Nesting grounds for seabirds – I’m told these were bunting

As we only had one full day on Skye, we next opted to drive about 45 minutes southwest of Portree to view the Glen Brittle Fairy Pools. One thing to note on Skye – you cannot rely solely on GPS as you quickly become rural and signal disappears.


The Fairy Pools proved the perfect chance to stretch our legs and hike the fairly easy 1.5km path into the falls themselves.

Rust colored markings on the rock face accented the falls against the rich chocolate-brown earth.

The surrounding mountains reminded me of the Colorado Rockies.

With the olive-toasted grass not yet in bloom, the purple heather mountains looked as soft as velvet against the moody April sky.

After another self-made pub crawl, this time through Portree, we awoke the next morning to warm temperatures and beautiful sunshine. We opted to head south to Armadale Harbor and get in line for the ferry. With shops and restaurants harborside, there was plenty to do despite a departure delay for our ferry.

Incredible day on the water and an easy ride back to the Port of Mallaig.

From Mallaig, we drove back to Fort Cameron, this time opting to stay the night and explore what the area had to offer. We toured the Ben Nevis Whiskey Brewery, guided by a local Cameron (my dad’s family’s heritage). We learned about the use of the fresh mountain waters found above town and sampled a 30-year-old vintage.

Katie opted for the full flight.

Fort Cameron seemed pretty built up and a bit touristy but the loch across from our hotel was lovely at sunset.


Our final day provided the only steady rain of the trip for which we felt lucky as April in Scotland is not known for beautiful weather. We drove out of the Highlands through the Glencoe region, which I’d love to return to someday. More beautiful roadside vistas enhanced by epic cloud cover made the drive worth it.

Just south of Glencoe – the lake’s silver shimmer was more spectacular than the photo lets on.

Stopping at Stirling Castle, the childhood home of Mary Queen of Scots, we thoroughly enjoyed our digital tour of the newly renovated halls. I was delighted to find that Stirling was the original home of the famed Unicorn tapestries, a focus of study in my college Art History courses.

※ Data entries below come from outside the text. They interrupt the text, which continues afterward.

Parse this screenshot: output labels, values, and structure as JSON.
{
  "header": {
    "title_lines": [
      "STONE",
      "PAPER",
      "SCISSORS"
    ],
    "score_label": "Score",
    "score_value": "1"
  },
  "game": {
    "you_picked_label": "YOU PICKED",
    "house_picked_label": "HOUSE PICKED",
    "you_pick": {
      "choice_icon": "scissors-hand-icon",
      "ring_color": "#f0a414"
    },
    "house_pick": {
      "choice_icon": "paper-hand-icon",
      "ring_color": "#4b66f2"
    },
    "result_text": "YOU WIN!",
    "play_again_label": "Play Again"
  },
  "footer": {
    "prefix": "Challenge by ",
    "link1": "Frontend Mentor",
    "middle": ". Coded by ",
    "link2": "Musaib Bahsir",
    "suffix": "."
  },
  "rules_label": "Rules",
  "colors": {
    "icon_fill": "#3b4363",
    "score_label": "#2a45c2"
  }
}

The Castle commissioned the painstakingly accurate recreation of the original tapestries, numbering seven panels in total.
Coats of Arms in gorgeous stained glass in the massive dining hall.
Epic battles played out at Stirling, with the Castle changing hands multiple times throughout the ages. One such battle included the famed William Wallace and a monument to him stands on the hill across the valley, visible from the Castle walls.

Back in Edinburgh, we were joined by a good friend of mine from Medfield. She hopped a train up from Newcastle and we throughly enjoyed our final, foggy night in Edinburgh.

Though I was sad to say goodbye to Scotland, I look forward to returning and continuing to explore. It’s a truly gorgeous place with many hidden gems left to discover.